TAMPA — Since 1989, children who sustain severe brain or spinal cord injuries during birth in Florida have been eligible for lifetime benefits aimed to ease the burdensome cost of their care.
But in a new class action lawsuit, a pair of Tampa Bay area parents claim they and others haven't received the full compensation they're owed for tending to the needs of their handicapped children.
The Hillsborough County judge who certified their class action status late last month seems to agree.
Circuit Judge Sam D. Pendino hasn't ruled on the merits of the claim against the Florida Birth-Related Neurological Injury Compensation Association, which distributes funds for a wide range of needs deemed medically necessary and reasonable. Yet in his order, the judge cited evidence of the agency's refusal to pay some parents in full.
"For purposes of class certification, this evidence all tends to demonstrate that piecemeal litigation by individual parents on a case-by-case basis will not stop or deter NICA from continuing to engage in the alleged conduct of misinforming and underpaying other parents and guardians in the class," he wrote.
The agency's top official said Tuesday that it hasn't knowingly shorted any families. She took issue with the judge's order, saying there are "tremendous problems" with it.
"If they needed additional care or compensation, they should have asked for it," said executive director Kenney Shipley. "This whole lawsuit, I think if you look behind it, I think that it's more attorney driven."
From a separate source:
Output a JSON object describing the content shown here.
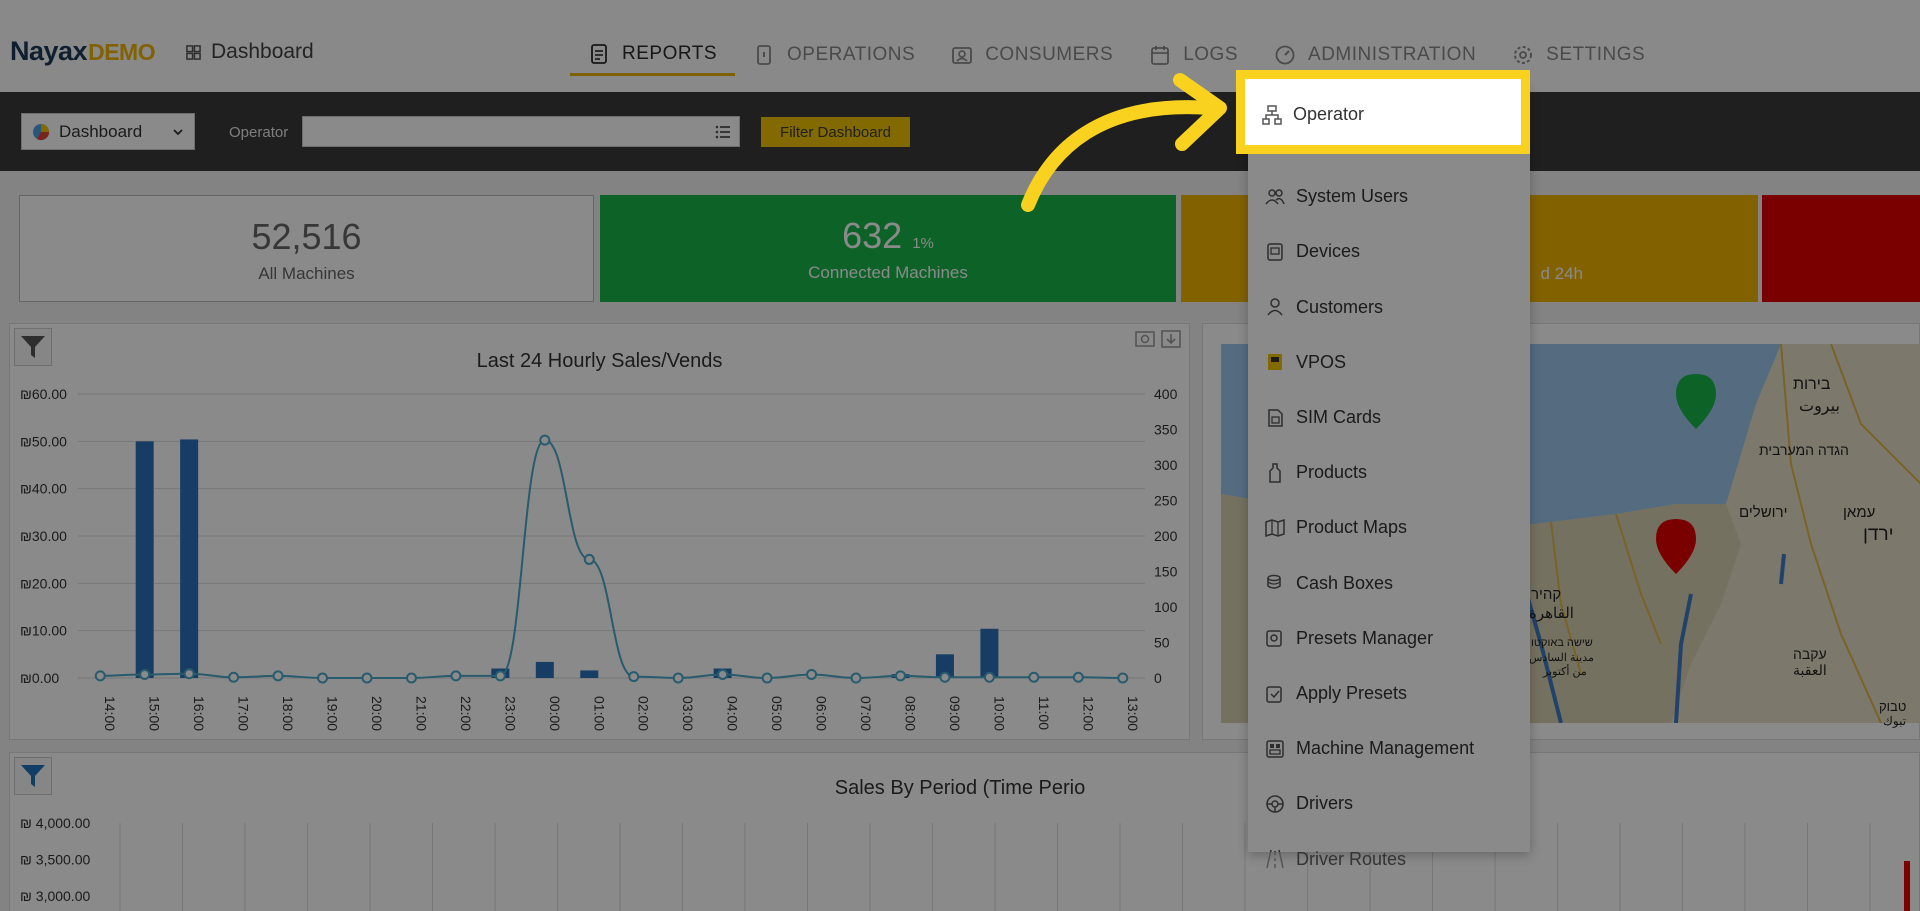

Indeed, Tampa attorney Richard Gilbert has spent years fighting the organization for payments to clients whose children suffered catastrophic neurological injuries at birth, whether from oxygen deprivation or mechanical injury during labor or delivery.
The program was designed as an alternative to costly malpractice lawsuits. It provides funds for services not covered by Medicaid and insurance on a no-fault basis and without litigation, things like extra wheelchairs, therapies and handicap-accessible vans. Currently, 115 children are receiving funds, Shipley said.
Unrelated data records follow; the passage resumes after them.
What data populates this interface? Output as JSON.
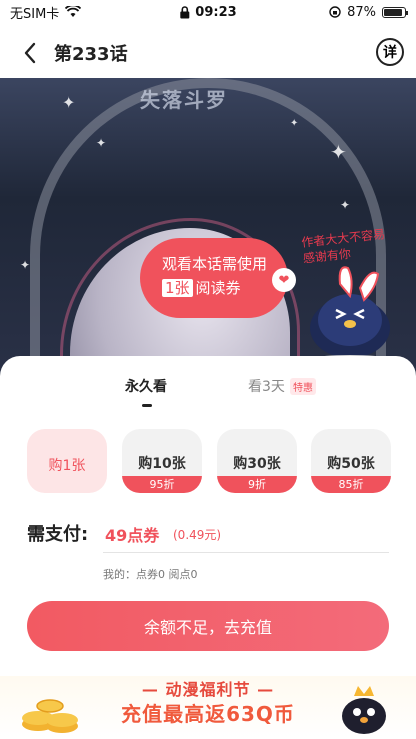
{
  "status_bar": {
    "carrier": "无SIM卡",
    "time": "09:23",
    "battery": "87%"
  },
  "nav": {
    "title": "第233话",
    "detail_label": "详"
  },
  "comic": {
    "banner_text": "失落斗罗",
    "bubble_line1": "观看本话需使用",
    "bubble_count": "1张",
    "bubble_line2": "阅读券",
    "cute_text": "作者大大不容易 感谢有你"
  },
  "purchase": {
    "tabs": [
      {
        "label": "永久看"
      },
      {
        "label": "看3天"
      }
    ],
    "tab_badge": "特惠",
    "options": [
      {
        "label": "购1张",
        "discount": ""
      },
      {
        "label": "购10张",
        "discount": "95折"
      },
      {
        "label": "购30张",
        "discount": "9折"
      },
      {
        "label": "购50张",
        "discount": "85折"
      }
    ],
    "pay_label": "需支付:",
    "pay_amount": "49点券",
    "pay_sub": "(0.49元)",
    "balance_text": "我的：点券0 阅点0",
    "cta_label": "余额不足，去充值"
  },
  "promo": {
    "line1": "— 动漫福利节 —",
    "line2": "充值最高返63Q币"
  },
  "colors": {
    "accent": "#f0525c",
    "selected_bg": "#fde5e6"
  }
}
Gilbert said he decided to pursue the class action after learning that many families are legally entitled to more benefits than they have received.
He said the agency paid for professional nursing care for children born between Jan. 1, 1989, and June 6, 2002. But if parents quit their jobs to stay home and provide that care themselves, the association refused in some instances to compensate them — despite a law that requires it.
The agency pushed to get the law changed in 2002 out of concern that paying for parental care would deplete its funds, Gilbert said. It gets its money from assessments on hospitals and doctors.
Family members can now be compensated for up to 10 hours per day. A family member who was not previously employed is paid the federal minimum wage; someone who leaves a job to provide the care gets more.
Gilbert contends parents of children born before June 2002 should be compensated for all the hours of custodial care they provided. Both families named in the lawsuit, which could eventually include a couple of hundred plaintiffs, now receive payment for 40 hours of care a week. But their children need around-the-clock attention, Gilbert said.
One couple, Joseph and Lisa Basey of Hudson, claim in the lawsuit that officials repeatedly told them between January 1999 and February 2001 that the program could not pay for any of the residential and custodial care they provided to their disabled daughter.
Magdalena Rodriguez of Tampa, the other parent named in the lawsuit, considered it "a rescue" when the agency agreed to pay for up to 40 hours a week to allow her instead of a stranger to care for her daughter Noemi, who has cerebral palsy.
It also pays for 17-year-old Noemi's pool therapy. The program's employees have always treated them well, the mother said. "They've been helpful."
More appreciative than combative, Rodriguez doesn't sound like the typical plaintiff.
All she really wants, she said, is for a judge to clarify how the law applies to her.
Colleen Jenkins can be reached at firstname.lastname@example.org or (813) 226-3337.